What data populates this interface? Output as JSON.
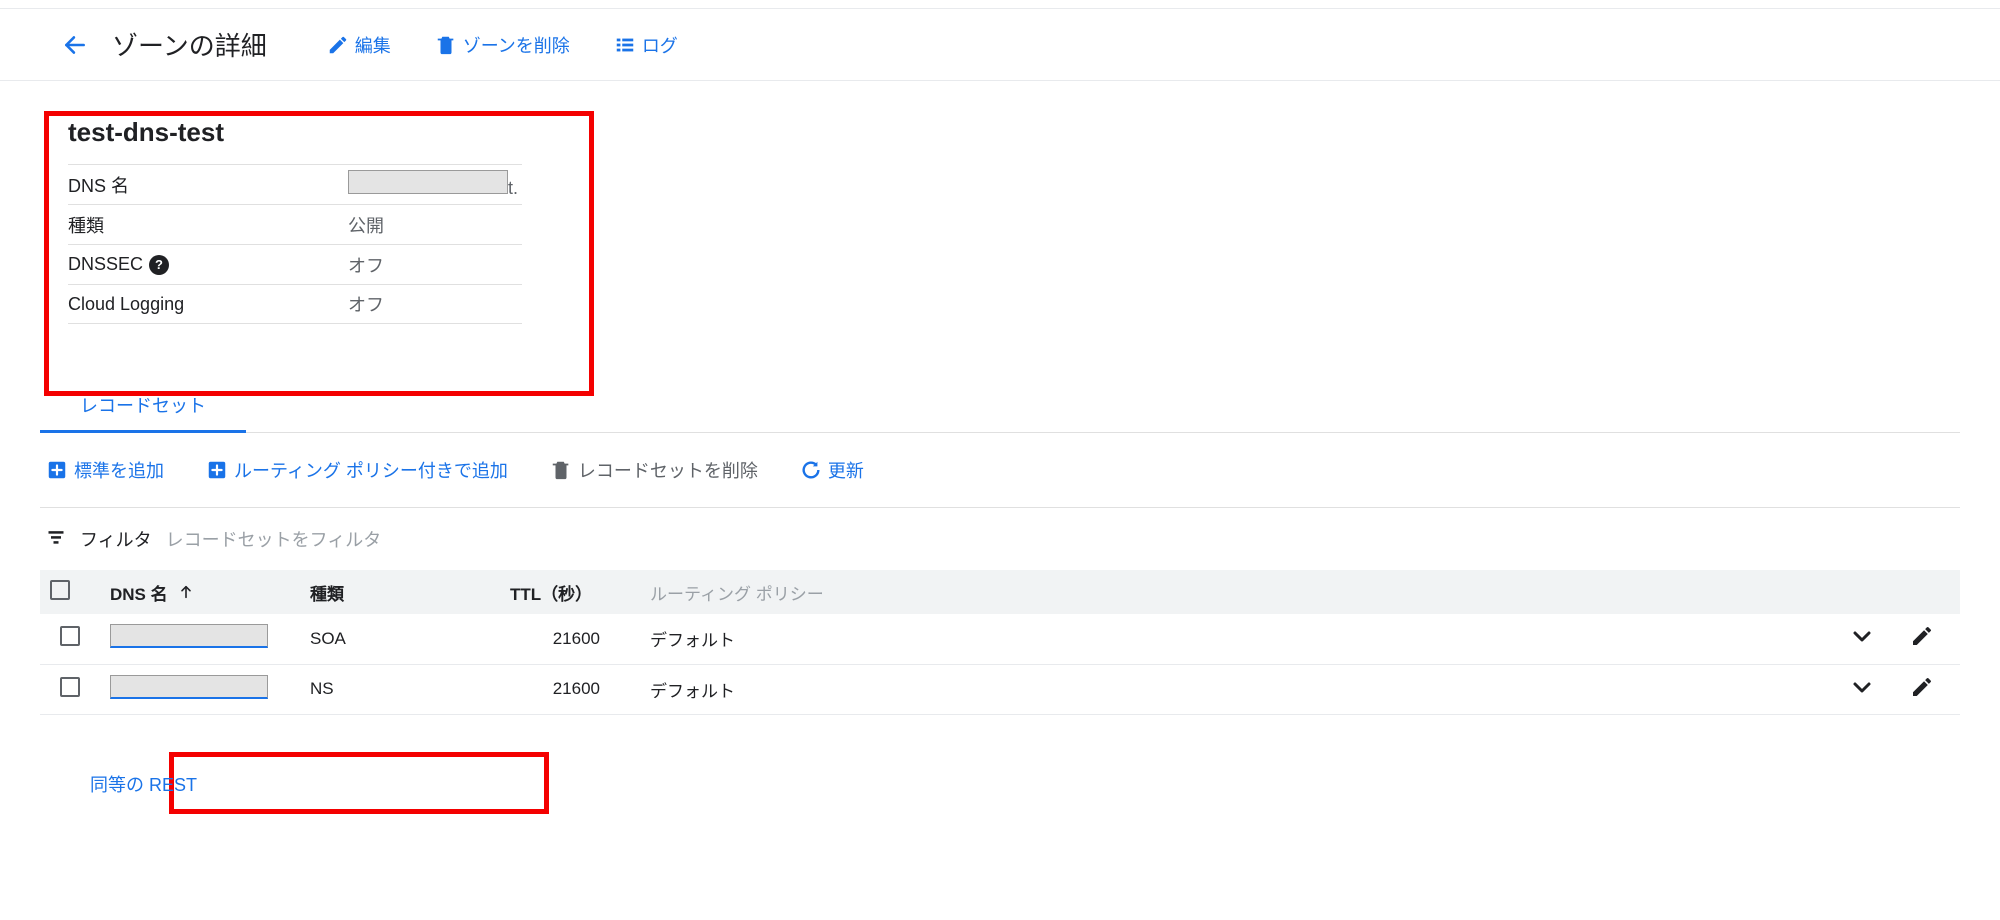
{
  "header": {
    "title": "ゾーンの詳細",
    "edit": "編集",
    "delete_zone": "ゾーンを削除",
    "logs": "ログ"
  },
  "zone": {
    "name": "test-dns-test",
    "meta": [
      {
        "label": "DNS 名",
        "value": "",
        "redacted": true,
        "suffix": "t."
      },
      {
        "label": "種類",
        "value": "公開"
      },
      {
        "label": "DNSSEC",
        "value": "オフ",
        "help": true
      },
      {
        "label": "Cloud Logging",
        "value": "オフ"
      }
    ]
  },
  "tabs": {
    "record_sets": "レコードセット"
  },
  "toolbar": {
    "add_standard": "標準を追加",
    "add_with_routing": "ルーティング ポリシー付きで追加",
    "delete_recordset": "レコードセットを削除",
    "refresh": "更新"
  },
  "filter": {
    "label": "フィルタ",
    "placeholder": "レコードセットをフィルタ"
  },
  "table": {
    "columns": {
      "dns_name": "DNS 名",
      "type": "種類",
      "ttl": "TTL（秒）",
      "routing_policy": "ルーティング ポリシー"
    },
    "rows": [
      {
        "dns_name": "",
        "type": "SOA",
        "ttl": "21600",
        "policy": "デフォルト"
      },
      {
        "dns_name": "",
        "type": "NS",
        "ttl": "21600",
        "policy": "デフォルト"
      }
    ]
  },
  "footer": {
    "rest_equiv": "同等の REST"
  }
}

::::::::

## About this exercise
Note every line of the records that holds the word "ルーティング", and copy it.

## Answer space
    "add_with_routing": "ルーティング ポリシー付きで追加",
      "routing_policy": "ルーティング ポリシー"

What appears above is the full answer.